Nebraska paramedic shares experience of working in NYC COVID-19 hot zones

He says they deployed to NYC to help out with the over stressed system.
Emt Pic

All day, emergency crews come and go from an undisclosed New York City parking lot. Healthcare workers from across the country, transporting coronavirus patients to medical facilities that still have the space to take them.

Among them, is a group of EMT’s from Midwest Medical Transports. Ethan Studebaker is one of the members from Waverly, Nebraska.

“COVID patients all day, every day. The system is overloaded, we’re helping them out trying to get patients moved around where they need to go,” said Ethan Studebaker, a Midwest Medical paramedic.

Accompanying the 41 ambulances and 110 personnel from Midwest Medical are around another 250 other ambulances from other agencies from across the nation, each carrying up to five paramedics and EMTs.

Everyone is suited up to tackle the virus. Ethan, sharing his work station on camera.

“Alright so this is our truck here. We’ve got a lot of different equipment. Cabinets are normal. We’ve got our face shields here…we’ve got our n95’s ready to roll,” said Studebaker.

Each crew has their hands full from 12 to 16 hours a day.

“This is new to all of us in the system because I think the viral pandemic is something we haven’t done before, haven’t seen before and hopefully never see again,” said Studebaker.

One of the biggest challenges is making sure they are properly protected while in one of the pandemic’s largest hot zones.

“Anywhere from 3 to 7 patients. It takes a little bit longer than it would typically take us, having to put on our gowns and PPE on,” said Studebaker.

As they work through the remaining days of a 2-week deployment, Studebaker says a sense of community and desire to help those in need keeps them going.

“Several patients that came down with COVID, or had the virus, they were scared for their lives and being able to take them home and then getting to see their family members…you know, because they’re isolated in the hospitals, they aren’t really able to see their family members or have them come visit,” said Studebaker.

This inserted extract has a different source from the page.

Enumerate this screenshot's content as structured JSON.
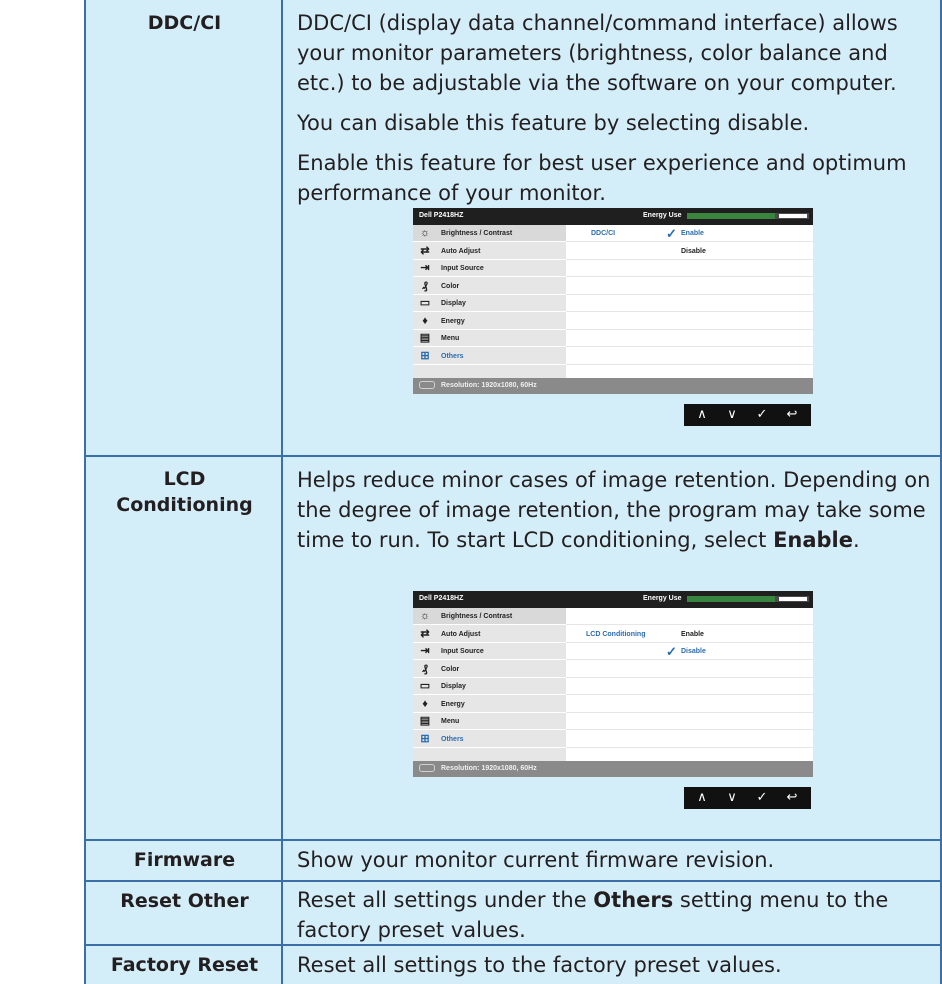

Categories: Coronavirus, Health, Lancaster, Nebraska News, US & World